Imagine NOT having private restroom facilities and having to use the public latrine. Imagine NOT having private bathing facilities and having to use the community bath-house. Imagine only having ONE set of clothes, or maybe only one garment, and NOT having a washer and dryer, so that when that garment was dirty, a person had to take it to the public washing facility to wash, and then hang out naked while it hung on the line to dry. Oh, because they only had one garment or set of clothes, do we really believe that they wore it to work in, since it not only had to be washed by hand, but if they damaged it, they would be left with nothing? These were God’s chosen people, and they were on that “extended camping trip” at His command. Was God really concerned about their nudity? He didn’t give them any reason to have body-shame. Public nudity wasn’t shameful. It just meant that they were going about their normal daily business of life. We are the ones who have made nudity shameful.

Out of the shadows…

Once I became comfortable with the fact that I am not doing anything “wrong” or “sinful” by desiring to partake in social nudity, I started coming “out of the shadows“. I didn’t start “advertising” that I am a nudist, although in early 2013, I did put a small AANR decal on the back window of my vehicle. The first person I told was my mother. We were talking about the resort that I frequent, Cypress Cove, and I told her that it is a nudist resort. It certainly took her by surprise, because she probably thought that she had raised me better than that. She did, but the “better than that” was the traditional “modesty-theology” which has no basis in Scripture. She has more or less accepted that I am a nudist and she hasn’t mentioned it since.

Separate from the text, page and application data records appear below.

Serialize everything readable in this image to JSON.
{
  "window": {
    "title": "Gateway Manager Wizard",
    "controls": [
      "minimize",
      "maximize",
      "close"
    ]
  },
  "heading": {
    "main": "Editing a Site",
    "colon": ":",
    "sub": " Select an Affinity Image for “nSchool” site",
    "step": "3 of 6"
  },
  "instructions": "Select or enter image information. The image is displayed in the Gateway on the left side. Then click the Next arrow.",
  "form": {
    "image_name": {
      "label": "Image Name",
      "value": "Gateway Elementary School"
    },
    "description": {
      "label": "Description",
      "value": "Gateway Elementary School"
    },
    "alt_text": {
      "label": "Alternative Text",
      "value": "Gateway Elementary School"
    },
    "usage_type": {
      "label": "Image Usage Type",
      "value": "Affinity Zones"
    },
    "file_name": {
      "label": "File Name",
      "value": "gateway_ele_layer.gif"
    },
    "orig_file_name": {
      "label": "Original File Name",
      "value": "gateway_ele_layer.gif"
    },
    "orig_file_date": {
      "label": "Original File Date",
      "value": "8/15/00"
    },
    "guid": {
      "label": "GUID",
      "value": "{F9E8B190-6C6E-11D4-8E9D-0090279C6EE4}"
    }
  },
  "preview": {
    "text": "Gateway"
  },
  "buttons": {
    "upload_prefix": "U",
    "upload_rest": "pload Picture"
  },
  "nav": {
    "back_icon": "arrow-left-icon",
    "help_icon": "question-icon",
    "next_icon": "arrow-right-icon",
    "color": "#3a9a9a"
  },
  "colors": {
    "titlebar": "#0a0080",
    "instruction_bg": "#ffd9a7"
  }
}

Early this last spring, I came “out of the shadows” to the senior pastor of my church. I had given him the link to this blog, and I didn’t want him to get an unpleasant “surprise” when he came here the first time. He is a serious student of the Bible, but to a certain extent, he has also been taught “the traditions of the elders“. Finding out that I am a nudist broke some new experiential and theological ground for him, but he had no Biblical basis for condemning either me or my lifestyle. He simply ask me to not “advertise” that I am a nudist.

Since then, the AANR decal has been replaced with a “God created nudists/Sinners created clothes” decal. The only church friend who has commented on it had to agree that what it says is true. I am sure that quite a few others have seen it, but no one has asked me about it. I am not “advertising” that I am nudist, but I am not hiding it either.

Consequences…

Have their been consequences for me deciding to come “out of the shadows” as a nudist? Absolutely, and most of them have been wonderful. I no longer have to live a “double-life“. I am no longer afraid of who might find out that I am a nudist. My research and study has given me the material for many of the articles in this blog.

I don’t know whether anyone else in my church has “figured it out” and is shunning me as a result, but that is between them and God. I wasn’t part of an “in-crowd” before, so I haven’t been pushed out of anything that I know of. I still have a good relationship with both pastors, so that hasn’t been affected. Not everyone in my church is equally-friendly.

Final thoughts…

I wish that I hadn’t been taught and believed that our bodies are “shameful and must be kept covered” for all those years, because I can clearly recognize the negative effects those lies have caused me. I have no regrets about becoming a nudist, except that I wish I had known what I know now many years ago. I also have no regrets for coming “out of the shadows” as a nudist, because I believe that being a nudist and NOT hiding what God created in His own image gives Him glory. The next thing on my list is to participate in a nude worship service.

I am naked and unashamed in Christ!

Steve